I am going A and A I think you use 360 days for the option permium and amount owed on the loan, then use 365 when you annualize the number. So for the first problem it is Interest on loan (paid at end of 180 days)= 0.5 * 6% of \$10 million = \$300000 Call option expires worthless since current LIBOR (4%) greater than strike LIBOR of 4.1% Call option premium cost = \$9000 FV of \$9000 at end of period (90 days till loan starts) = 9000 (1 + .06 * (90/360)) = \$9135 Total amount borrowed = 10,000,000 - 9135 = 9990865 Total effective loan cost = 300000 +10,000,000 = 10,309,135 Effective interest rate = 10,309,135 / 9,990,865 = 3.0942 % Annualized = 1.030942^(365/180) = 6.3741%

Total amount borrowed = 10,000,000 - 9135 = 9990865 I guess you need to add the PV of premium in the loan, don’t you?

for the second, you need to subtract the premium from the option. 1st step, calculate the fv of premium = 4,043 2nd step: calculate the interest = 300,822 3rd step: calculate option pay-off = 9,863 4th: calculate interest = (300,822+9,863+10,000,000)/(10,000,000-4,043) square the result = 6.4%

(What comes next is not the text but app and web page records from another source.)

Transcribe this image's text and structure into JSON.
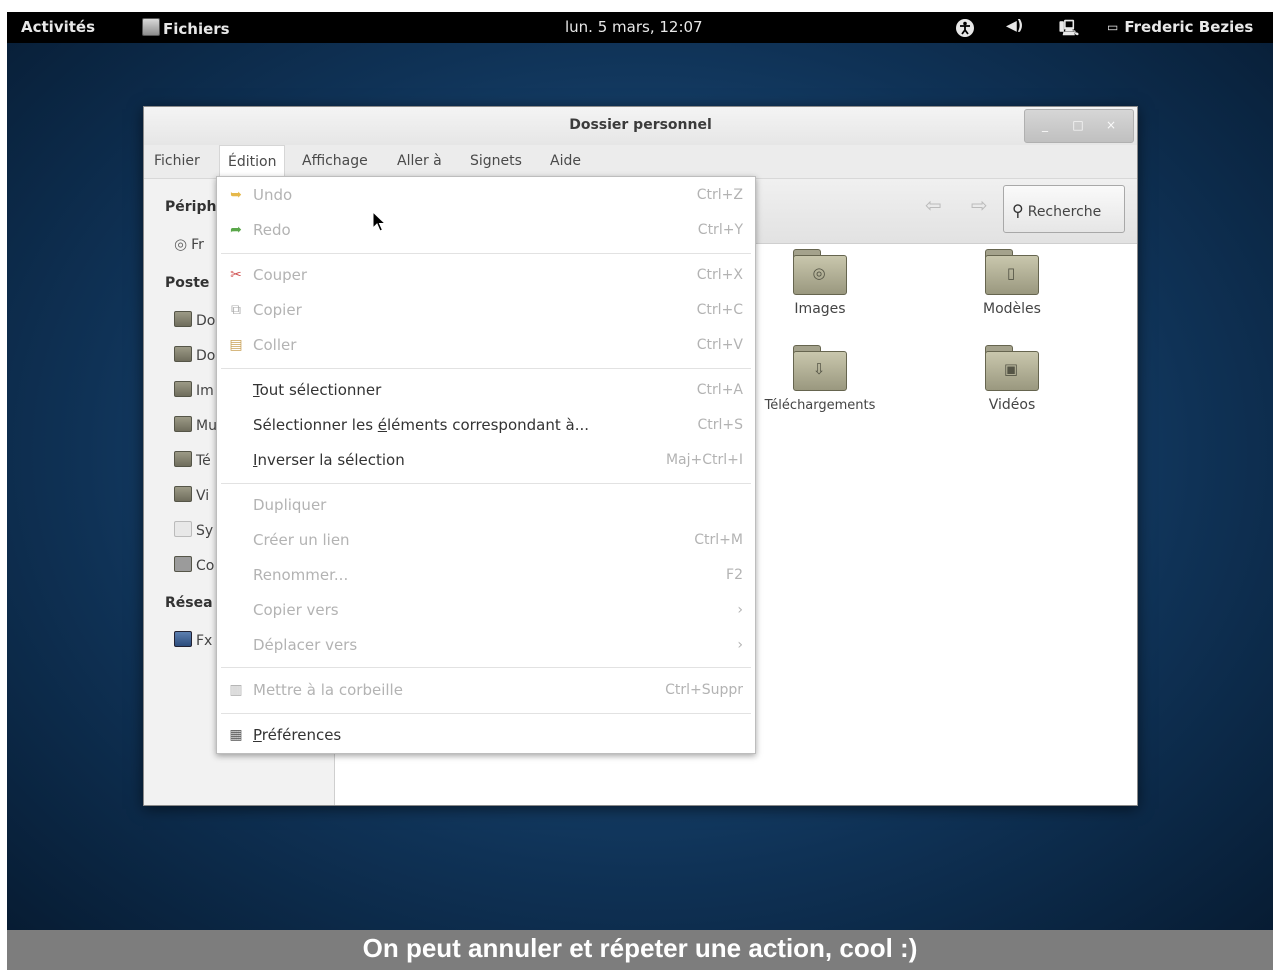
{
  "topbar": {
    "activities": "Activités",
    "app_menu": "Fichiers",
    "clock": "lun. 5 mars, 12:07",
    "tray_volume": "◀)",
    "tray_network": "🖳",
    "user": "Frederic Bezies",
    "icons": [
      "accessibility-icon",
      "volume-icon",
      "network-icon",
      "chat-icon"
    ]
  },
  "window": {
    "title": "Dossier personnel",
    "controls": {
      "minimize": "_",
      "maximize": "□",
      "close": "×"
    }
  },
  "menubar": {
    "items": [
      "Fichier",
      "Édition",
      "Affichage",
      "Aller à",
      "Signets",
      "Aide"
    ],
    "active": "Édition"
  },
  "sidebar": {
    "sections": [
      {
        "heading": "Périph",
        "items": [
          "Fr"
        ]
      },
      {
        "heading": "Poste",
        "items": [
          "Do",
          "Do",
          "Im",
          "Mu",
          "Té",
          "Vi",
          "Sy",
          "Co"
        ]
      },
      {
        "heading": "Résea",
        "items": [
          "Fx"
        ]
      }
    ]
  },
  "toolbar": {
    "back": "⇦",
    "forward": "⇨",
    "search_label": "Recherche"
  },
  "files": [
    {
      "label": "Images",
      "icon": "camera-icon"
    },
    {
      "label": "Modèles",
      "icon": "document-icon"
    },
    {
      "label": "Téléchargements",
      "icon": "download-icon"
    },
    {
      "label": "Vidéos",
      "icon": "film-icon"
    }
  ],
  "edit_menu": {
    "undo": {
      "label": "Undo",
      "accel": "Ctrl+Z"
    },
    "redo": {
      "label": "Redo",
      "accel": "Ctrl+Y"
    },
    "cut": {
      "label": "Couper",
      "accel": "Ctrl+X"
    },
    "copy": {
      "label": "Copier",
      "accel": "Ctrl+C"
    },
    "paste": {
      "label": "Coller",
      "accel": "Ctrl+V"
    },
    "select_all": {
      "label_mnemonic": "T",
      "label_rest": "out sélectionner",
      "accel": "Ctrl+A"
    },
    "select_matching": {
      "label_pre": "Sélectionner les ",
      "label_mnemonic": "é",
      "label_rest": "léments correspondant à...",
      "accel": "Ctrl+S"
    },
    "invert": {
      "label_mnemonic": "I",
      "label_rest": "nverser la sélection",
      "accel": "Maj+Ctrl+I"
    },
    "duplicate": {
      "label": "Dupliquer",
      "accel": ""
    },
    "create_link": {
      "label": "Créer un lien",
      "accel": "Ctrl+M"
    },
    "rename": {
      "label": "Renommer...",
      "accel": "F2"
    },
    "copy_to": {
      "label": "Copier vers",
      "accel": "›"
    },
    "move_to": {
      "label": "Déplacer vers",
      "accel": "›"
    },
    "trash": {
      "label": "Mettre à la corbeille",
      "accel": "Ctrl+Suppr"
    },
    "preferences": {
      "label_mnemonic": "P",
      "label_rest": "références"
    }
  },
  "caption": "On peut annuler et répeter une action, cool :)"
}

When you are receiving a loan you subtract the FV of the Call option, but when you are giving a loan you add the FV of the Put option… the only thing that is compounded at 365 days is the annualization in the last step of the problem.

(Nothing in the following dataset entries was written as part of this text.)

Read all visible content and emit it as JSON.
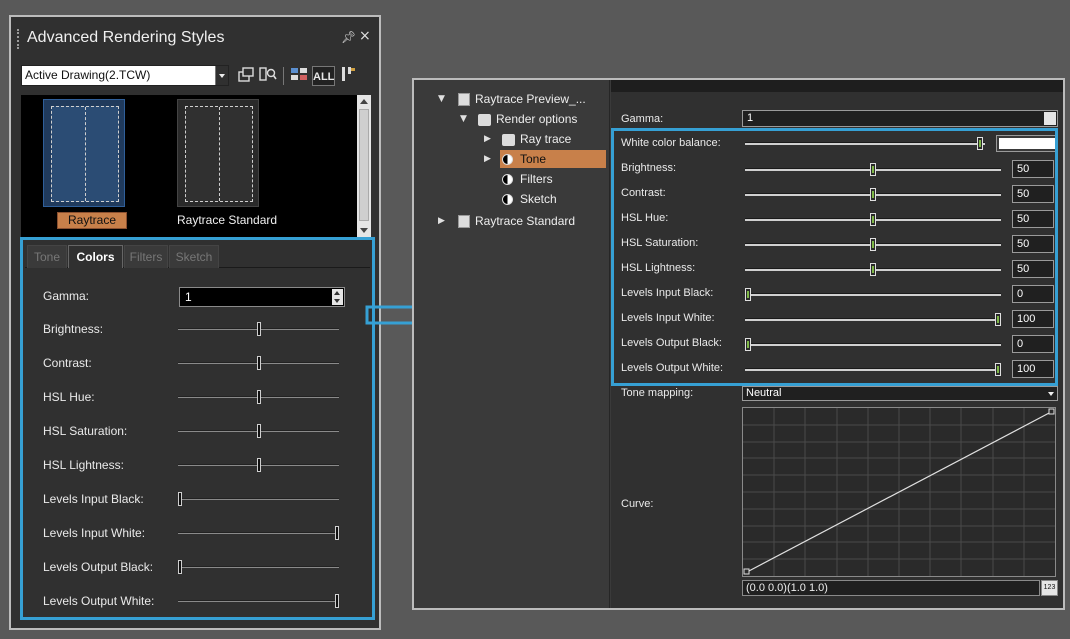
{
  "left_panel": {
    "title": "Advanced Rendering Styles",
    "pin_glyph": " ¤",
    "close_glyph": "×",
    "drawing_select": {
      "value": "Active Drawing(2.TCW)"
    },
    "toolbar": {
      "all_label": "ALL"
    },
    "thumbnails": [
      {
        "label": "Raytrace",
        "selected": true
      },
      {
        "label": "Raytrace Standard",
        "selected": false
      }
    ],
    "tabs": [
      {
        "label": "Tone",
        "active": false
      },
      {
        "label": "Colors",
        "active": true
      },
      {
        "label": "Filters",
        "active": false
      },
      {
        "label": "Sketch",
        "active": false
      }
    ],
    "gamma": {
      "label": "Gamma:",
      "value": "1"
    },
    "sliders": [
      {
        "label": "Brightness:",
        "position": 0.5
      },
      {
        "label": "Contrast:",
        "position": 0.5
      },
      {
        "label": "HSL Hue:",
        "position": 0.5
      },
      {
        "label": "HSL Saturation:",
        "position": 0.5
      },
      {
        "label": "HSL Lightness:",
        "position": 0.5
      },
      {
        "label": "Levels Input Black:",
        "position": 0.0
      },
      {
        "label": "Levels Input White:",
        "position": 1.0
      },
      {
        "label": "Levels Output Black:",
        "position": 0.0
      },
      {
        "label": "Levels Output White:",
        "position": 1.0
      }
    ]
  },
  "right_panel": {
    "tree": [
      {
        "label": "Raytrace Preview_...",
        "icon": "document-icon",
        "expanded": true,
        "level": 0
      },
      {
        "label": "Render options",
        "icon": "render-options-icon",
        "expanded": true,
        "level": 1
      },
      {
        "label": "Ray trace",
        "icon": "ray-trace-icon",
        "expanded": false,
        "level": 2
      },
      {
        "label": "Tone",
        "icon": "tone-icon",
        "expanded": false,
        "level": 2,
        "selected": true
      },
      {
        "label": "Filters",
        "icon": "tone-icon",
        "level": 2
      },
      {
        "label": "Sketch",
        "icon": "tone-icon",
        "level": 2
      },
      {
        "label": "Raytrace Standard",
        "icon": "document-icon",
        "expanded": false,
        "level": 0
      }
    ],
    "gamma": {
      "label": "Gamma:",
      "value": "1"
    },
    "white_color_balance": {
      "label": "White color balance:",
      "position": 0.99,
      "swatch_color": "#ffffff"
    },
    "sliders": [
      {
        "label": "Brightness:",
        "value": "50",
        "position": 0.5
      },
      {
        "label": "Contrast:",
        "value": "50",
        "position": 0.5
      },
      {
        "label": "HSL Hue:",
        "value": "50",
        "position": 0.5
      },
      {
        "label": "HSL Saturation:",
        "value": "50",
        "position": 0.5
      },
      {
        "label": "HSL Lightness:",
        "value": "50",
        "position": 0.5
      },
      {
        "label": "Levels Input Black:",
        "value": "0",
        "position": 0.0
      },
      {
        "label": "Levels Input White:",
        "value": "100",
        "position": 1.0
      },
      {
        "label": "Levels Output Black:",
        "value": "0",
        "position": 0.0
      },
      {
        "label": "Levels Output White:",
        "value": "100",
        "position": 1.0
      }
    ],
    "tone_mapping": {
      "label": "Tone mapping:",
      "value": "Neutral"
    },
    "curve": {
      "label": "Curve:",
      "readout": "(0.0 0.0)(1.0 1.0)",
      "readout_button": "123"
    }
  },
  "colors": {
    "highlight": "#36a0d4",
    "selection": "#c8804a",
    "slider_grip": "#7fb848"
  }
}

Hi Boston, Does that mean my answers are wrong? I didn’t subtract the FV from the denominator for the first problem, and subtracted it for the second one.

Boston is correct. You need to subtract the FV of the premium from the borrowed amount to get the effective borrowing amount. From here, you run through the calculations and come up with: (10,300,000/9,990,868)^(365/180) - 1 = 6.374% Correct answer being A.

please see this post, http://www.analystforum.com/phorums/read.php?13,912100,913468#msg-913468 It has the same example, but explanation by CFALEB is very nicely done

So for the first problem, you subtract the FV from the total amount and for the second problem, you add the FV to the total amount. Right?

Correct Sparty… in the first example you are receiving a loan, which is an inflow, but you have to pay the cost of the option, which is an outflow… So you receive 10 million but have to pay about 9000… in the second example you are extending a loan which is an outflow, and you have to pay the option premium which is another outflow…so you give 10 million and also have to pay about 4000…

sparty419 Wrote: ------------------------------------------------------- > for the second, you need to subtract the premium > from the option. > > 1st step, calculate the fv of premium = 4,043 I got that. > > 2nd step: calculate the interest = 300,822 I calculated the interest = 10,000,000* [( .041+.02)(180/360)] = 305,000 > > 3rd step: calculate option pay-off = 9,863 option payoff = 10,000,000[( .002)(180/360)] = 10,000 > > 4th: calculate interest = > (300,822+9,863+10,000,000)/(10,000,000-4,043) > > square the result = 6.4% Am I correct?

I know Team-AF does not need any answer or guidelines, but here’s a copy paste just for the heck of it. Your answer: B was incorrect. The correct answer was A) 0.0637. The call option is out-of-the-money. The implied net amount to be borrowed after the cost of the call is: \$9,990,865 =\$10,000,000 - \$9,000 × (1 + (0.04+0.02) × (90/360)) For LIBOR = 0.04 at expiration, the dollar cost is: \$300,000 = \$10,000,000 × 0.06 × (180/360) The effective annual rate is: 0.0637 = (\$10,300,000 / \$9,990,865)(365/180) - 1 The effective amount the bank parts with or “lends” at time of the loan is: \$10,004,043 = \$10,000,000 + \$4,000 × (1 + (0.045 + 0.02) × (60/360)) If LIBOR at maturity equals 4.1%, the payoff of the put would be: payoff = (\$10,000,000) × [max(0, 0.043 – 0.041) × (180/360) payoff = \$10,000 The dollar interest earned is: \$305,000=\$10,000,000 × (0.041 + 0.02) × (180/360), and EAR = (\$10,000,000 + \$10,000 +\$305,000) / (\$10,004,043) - 1 EAR = 0.0640 or 6.40% Sorry for the delay, just reached home and have access to Qbank now. I am 0/2 here!

Thanks. Just as I thought.